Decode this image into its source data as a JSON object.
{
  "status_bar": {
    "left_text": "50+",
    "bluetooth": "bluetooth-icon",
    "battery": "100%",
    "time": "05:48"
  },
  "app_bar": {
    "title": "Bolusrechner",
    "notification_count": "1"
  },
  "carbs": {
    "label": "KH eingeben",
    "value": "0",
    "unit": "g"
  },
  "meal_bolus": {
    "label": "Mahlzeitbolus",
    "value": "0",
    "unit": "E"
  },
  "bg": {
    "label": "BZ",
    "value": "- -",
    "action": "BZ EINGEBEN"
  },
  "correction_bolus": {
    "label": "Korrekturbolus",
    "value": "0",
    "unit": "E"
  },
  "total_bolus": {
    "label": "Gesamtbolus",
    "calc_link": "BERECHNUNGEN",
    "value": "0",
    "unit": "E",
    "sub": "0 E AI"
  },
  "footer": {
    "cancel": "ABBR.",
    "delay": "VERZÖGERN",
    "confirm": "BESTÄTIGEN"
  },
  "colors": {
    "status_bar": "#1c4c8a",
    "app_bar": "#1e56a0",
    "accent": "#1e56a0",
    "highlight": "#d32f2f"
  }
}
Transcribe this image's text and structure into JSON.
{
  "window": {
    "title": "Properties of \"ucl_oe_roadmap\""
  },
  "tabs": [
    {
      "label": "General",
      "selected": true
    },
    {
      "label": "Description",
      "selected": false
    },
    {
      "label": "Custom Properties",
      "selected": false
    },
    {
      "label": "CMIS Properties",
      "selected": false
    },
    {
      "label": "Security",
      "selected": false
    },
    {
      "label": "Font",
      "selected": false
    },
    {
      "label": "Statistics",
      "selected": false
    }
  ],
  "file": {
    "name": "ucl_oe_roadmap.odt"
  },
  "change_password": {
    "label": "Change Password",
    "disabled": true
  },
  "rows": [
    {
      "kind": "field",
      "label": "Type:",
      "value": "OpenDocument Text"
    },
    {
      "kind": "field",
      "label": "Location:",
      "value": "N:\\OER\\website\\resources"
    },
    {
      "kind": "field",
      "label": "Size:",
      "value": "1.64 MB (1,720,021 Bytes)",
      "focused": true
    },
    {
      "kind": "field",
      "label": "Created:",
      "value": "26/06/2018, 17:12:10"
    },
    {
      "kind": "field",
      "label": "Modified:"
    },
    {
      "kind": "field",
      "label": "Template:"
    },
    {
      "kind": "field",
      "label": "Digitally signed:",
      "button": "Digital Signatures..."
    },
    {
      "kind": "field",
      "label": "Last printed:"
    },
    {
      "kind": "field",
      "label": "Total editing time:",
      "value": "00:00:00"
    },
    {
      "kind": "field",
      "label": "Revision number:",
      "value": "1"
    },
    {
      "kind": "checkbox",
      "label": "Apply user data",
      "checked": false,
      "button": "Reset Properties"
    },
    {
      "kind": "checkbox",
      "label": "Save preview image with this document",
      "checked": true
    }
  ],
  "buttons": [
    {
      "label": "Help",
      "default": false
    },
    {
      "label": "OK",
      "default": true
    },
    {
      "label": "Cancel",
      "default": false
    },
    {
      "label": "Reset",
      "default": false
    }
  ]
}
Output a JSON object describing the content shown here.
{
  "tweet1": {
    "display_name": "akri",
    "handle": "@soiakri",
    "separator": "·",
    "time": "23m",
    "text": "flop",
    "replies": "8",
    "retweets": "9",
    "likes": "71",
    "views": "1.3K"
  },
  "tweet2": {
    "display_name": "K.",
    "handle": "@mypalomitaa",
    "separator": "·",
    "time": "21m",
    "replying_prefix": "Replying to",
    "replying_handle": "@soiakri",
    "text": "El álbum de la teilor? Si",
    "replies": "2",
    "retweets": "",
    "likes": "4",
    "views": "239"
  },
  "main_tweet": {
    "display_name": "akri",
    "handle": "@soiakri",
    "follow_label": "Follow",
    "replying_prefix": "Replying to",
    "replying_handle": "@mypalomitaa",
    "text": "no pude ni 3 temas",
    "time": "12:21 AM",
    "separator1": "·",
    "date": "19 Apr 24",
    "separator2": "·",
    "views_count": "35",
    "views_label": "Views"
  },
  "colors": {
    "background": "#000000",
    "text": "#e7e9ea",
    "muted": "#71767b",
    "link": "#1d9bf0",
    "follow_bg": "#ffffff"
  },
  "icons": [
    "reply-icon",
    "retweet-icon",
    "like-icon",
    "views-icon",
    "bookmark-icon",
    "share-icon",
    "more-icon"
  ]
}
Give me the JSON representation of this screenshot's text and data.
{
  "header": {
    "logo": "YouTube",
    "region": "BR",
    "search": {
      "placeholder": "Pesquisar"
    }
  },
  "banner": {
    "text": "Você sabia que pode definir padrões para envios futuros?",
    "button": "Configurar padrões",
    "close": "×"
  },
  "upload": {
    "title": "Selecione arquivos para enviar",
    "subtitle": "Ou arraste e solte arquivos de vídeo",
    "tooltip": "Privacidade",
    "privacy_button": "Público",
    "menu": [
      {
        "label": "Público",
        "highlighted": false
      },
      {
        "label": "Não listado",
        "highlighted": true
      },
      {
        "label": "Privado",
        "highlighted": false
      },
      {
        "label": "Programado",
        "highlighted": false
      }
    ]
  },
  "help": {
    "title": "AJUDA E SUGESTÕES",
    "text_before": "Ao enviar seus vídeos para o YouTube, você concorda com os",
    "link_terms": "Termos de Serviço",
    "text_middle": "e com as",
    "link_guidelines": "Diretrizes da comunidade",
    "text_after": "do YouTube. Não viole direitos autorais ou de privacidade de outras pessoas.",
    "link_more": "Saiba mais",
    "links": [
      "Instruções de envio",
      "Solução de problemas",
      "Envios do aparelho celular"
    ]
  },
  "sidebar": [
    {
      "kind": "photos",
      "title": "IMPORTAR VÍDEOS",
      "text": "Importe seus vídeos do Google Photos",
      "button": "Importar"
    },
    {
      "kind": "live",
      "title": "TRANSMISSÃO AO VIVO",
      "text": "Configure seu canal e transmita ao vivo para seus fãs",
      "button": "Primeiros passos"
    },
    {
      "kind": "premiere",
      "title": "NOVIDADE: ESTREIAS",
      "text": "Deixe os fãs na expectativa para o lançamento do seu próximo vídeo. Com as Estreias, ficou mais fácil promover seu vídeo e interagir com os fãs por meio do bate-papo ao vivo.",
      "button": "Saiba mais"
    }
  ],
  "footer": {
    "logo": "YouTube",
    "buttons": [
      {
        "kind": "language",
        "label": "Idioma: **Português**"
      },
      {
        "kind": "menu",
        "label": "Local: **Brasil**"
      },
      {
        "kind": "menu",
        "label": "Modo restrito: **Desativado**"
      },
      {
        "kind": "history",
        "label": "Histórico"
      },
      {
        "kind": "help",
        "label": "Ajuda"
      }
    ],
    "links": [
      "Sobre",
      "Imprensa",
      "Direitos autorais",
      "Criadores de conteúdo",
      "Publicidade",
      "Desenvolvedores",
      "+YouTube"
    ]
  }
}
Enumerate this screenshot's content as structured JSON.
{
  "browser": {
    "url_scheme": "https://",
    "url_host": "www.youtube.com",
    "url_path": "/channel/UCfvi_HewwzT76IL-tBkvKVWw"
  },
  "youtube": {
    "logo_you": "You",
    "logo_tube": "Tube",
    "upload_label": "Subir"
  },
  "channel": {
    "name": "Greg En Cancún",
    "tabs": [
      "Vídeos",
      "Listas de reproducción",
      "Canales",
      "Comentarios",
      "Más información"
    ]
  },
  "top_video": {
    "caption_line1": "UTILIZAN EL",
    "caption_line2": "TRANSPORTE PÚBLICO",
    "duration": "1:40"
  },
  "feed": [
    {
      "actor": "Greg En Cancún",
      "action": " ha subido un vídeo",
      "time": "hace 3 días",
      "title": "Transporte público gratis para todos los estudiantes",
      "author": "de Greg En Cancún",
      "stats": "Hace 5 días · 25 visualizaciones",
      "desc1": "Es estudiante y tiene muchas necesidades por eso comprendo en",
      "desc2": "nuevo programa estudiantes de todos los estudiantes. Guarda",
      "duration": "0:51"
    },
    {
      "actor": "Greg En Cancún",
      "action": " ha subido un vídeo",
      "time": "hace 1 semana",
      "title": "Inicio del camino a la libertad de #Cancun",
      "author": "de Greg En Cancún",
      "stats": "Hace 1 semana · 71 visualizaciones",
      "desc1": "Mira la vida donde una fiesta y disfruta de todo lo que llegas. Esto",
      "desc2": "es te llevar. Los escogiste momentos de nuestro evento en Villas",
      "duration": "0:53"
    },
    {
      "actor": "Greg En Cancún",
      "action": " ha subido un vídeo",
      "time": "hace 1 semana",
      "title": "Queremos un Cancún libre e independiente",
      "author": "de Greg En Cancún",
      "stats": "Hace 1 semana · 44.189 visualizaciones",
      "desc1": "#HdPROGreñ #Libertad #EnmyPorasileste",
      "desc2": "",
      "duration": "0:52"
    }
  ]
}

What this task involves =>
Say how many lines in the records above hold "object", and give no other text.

Answer for the task =>
2